I met Danny Lyon in 1963 in Ruleville, Mississippi. I was on the staff of the Student Nonviolent Coordinating Committee (SNCC) visiting the Delta town in Sunflower County (home of Sen. James O. Eastland, one of the most notorious racists of the period) with Bob Moses, SNCC’s Mississippi Project Director and Martha Prescod, a young African-American University of Michigan student volunteer who was there for the summer. Danny took a picture of us talking with a local woman sitting on her porch. The picture became well-known because it was used on the cover of a widely distributed SNCC flyer. The story it told was that we were trying to convince the woman to register to vote. But Martha recently reminded me that we were asking directions!
From those beginning photographer days, Lyon went on to become one of the major photographers of the civil rights movement, and then on to 50 years of using photography to tell the stories of the marginalized, discriminated against and left-out, as well as other important subjects. Along the way, he branched out to make 16mm documentaries and videos. All these are now on display at San Francisco’s De Young Museum, having come here from the new Whitney in New York’s West Village. (Unfortunately, these are its only two stops.)
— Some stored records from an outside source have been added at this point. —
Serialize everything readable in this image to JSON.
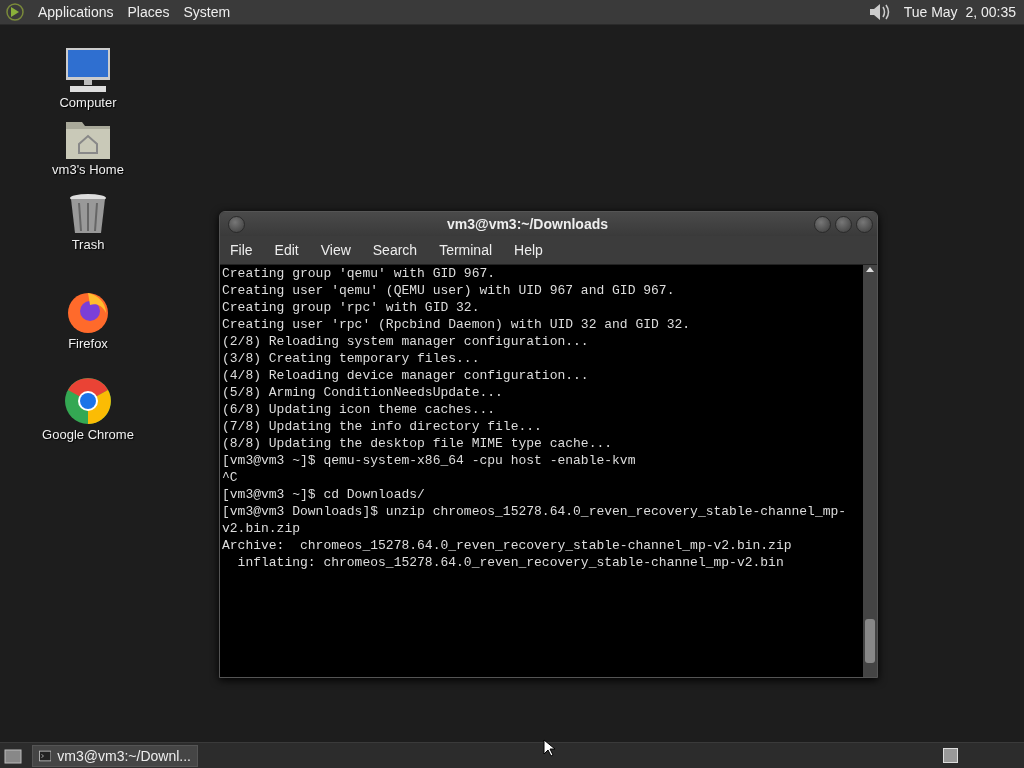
{
  "top_panel": {
    "menus": [
      "Applications",
      "Places",
      "System"
    ],
    "clock": "Tue May  2, 00:35"
  },
  "desktop_icons": [
    {
      "kind": "computer",
      "label": "Computer"
    },
    {
      "kind": "home",
      "label": "vm3's Home"
    },
    {
      "kind": "trash",
      "label": "Trash"
    },
    {
      "kind": "firefox",
      "label": "Firefox"
    },
    {
      "kind": "chrome",
      "label": "Google Chrome"
    }
  ],
  "window": {
    "title": "vm3@vm3:~/Downloads",
    "menu": [
      "File",
      "Edit",
      "View",
      "Search",
      "Terminal",
      "Help"
    ],
    "lines": [
      "Creating group 'qemu' with GID 967.",
      "Creating user 'qemu' (QEMU user) with UID 967 and GID 967.",
      "Creating group 'rpc' with GID 32.",
      "Creating user 'rpc' (Rpcbind Daemon) with UID 32 and GID 32.",
      "(2/8) Reloading system manager configuration...",
      "(3/8) Creating temporary files...",
      "(4/8) Reloading device manager configuration...",
      "(5/8) Arming ConditionNeedsUpdate...",
      "(6/8) Updating icon theme caches...",
      "(7/8) Updating the info directory file...",
      "(8/8) Updating the desktop file MIME type cache...",
      "[vm3@vm3 ~]$ qemu-system-x86_64 -cpu host -enable-kvm",
      "^C",
      "[vm3@vm3 ~]$ cd Downloads/",
      "[vm3@vm3 Downloads]$ unzip chromeos_15278.64.0_reven_recovery_stable-channel_mp-",
      "v2.bin.zip",
      "Archive:  chromeos_15278.64.0_reven_recovery_stable-channel_mp-v2.bin.zip",
      "  inflating: chromeos_15278.64.0_reven_recovery_stable-channel_mp-v2.bin"
    ]
  },
  "taskbar": {
    "items": [
      {
        "label": "vm3@vm3:~/Downl...",
        "selected": false
      }
    ]
  }
}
Of his civil rights movement photos, Julian Bond said, “They put faces on the movement, put courage in the fearful, shone light on darkness, and helped to make the movement move.” Lyons was one of a number of photographers assembled by SNCC Executive Director Jim Forman to be chroniclers of The Movement (we always capitalized the letters “T” and “M”); he and Matt Heron are the best known of them.
Among his subjects after the civil rights movement: biker subculture, Texas Department of Corrections prisoners, the destruction of Lower Manhattan to make way for the World Trade Center, his friend noted sculptor Mark di Suvero, New York City subway riders, Uptown Chicago Appalachians, the tattoo artistry of Bill Sanders, undocumented workers in the southwest, “Occupy” in Oakland and Los Angeles, workers in a Chinese coal producing area, Bolivian campesinos, street boys in urban Colombia and revolution in Haiti.
One of my favorites is of the yet-unknown sculptor Mark Di Suvero’s Fulton Fish Market loft. I was there with Mark’s younger brother Henry, a co-conspirator in the early days of the UC Berkeley student movement (1956/58). At the time, Mark was poor as a church mouse. It showed. The huge loft (a whole floor of what had once been a warehouse), where Mark both lived and worked, was barren except for his working tools and sculpting materials. At its center a bed was atop four hefty beams. Under the bed was a pot-belly stove, the only heating in the place. “Dear Mark” is one of the films. Less than five minutes, you can see it on YouTube.
Most of the photos are black-and-white. Many capture individual faces in moods ranging from joy and pleasure to trials and tribulations. The continuously screened six films range from five minutes to more than an hour. My favorite was tattooist Bill Sanders at work in his artistry, and philosophizing with his clients and with Lyon. He’s an alcoholic, and he’s consuming during the filming. Sometimes he can barely speak. When he does, he has surprising things to say: he’s against the war in Vietnam; he’s not a bigot.
Many of the pictures are of people in distressed situations. But these are not photos of despair. The vitality and durability of the human spirit shines through them, as does Lyons’ compassion and empathy.
One wish. The photos from Lower Manhattan show the skeletons of buildings. While you can infer from their destruction that a community was destroyed, I would like to have seen the faces of the displaced in at least some of the shots.
Lyon does more than take photos. He makes friends with his subjects, in some cases lifetime friends. He writes, “You put a camera in my hand, I want to get close to people. Not just physically close, but emotionally close, all of it.” He succeeds. Stupendously! See this show if you can, and leave yourself enough time not only to wander through the galleries but to watch the couple of hours of films and videos.
Danny Lyon: Message to the Future is at the San Francisco De Young Museum, November 5, 2016 – April 30, 2017. Adults $22, seniors 65+ $17, students with current ID $13, youth 6-17, $7, members and children 5 and under free.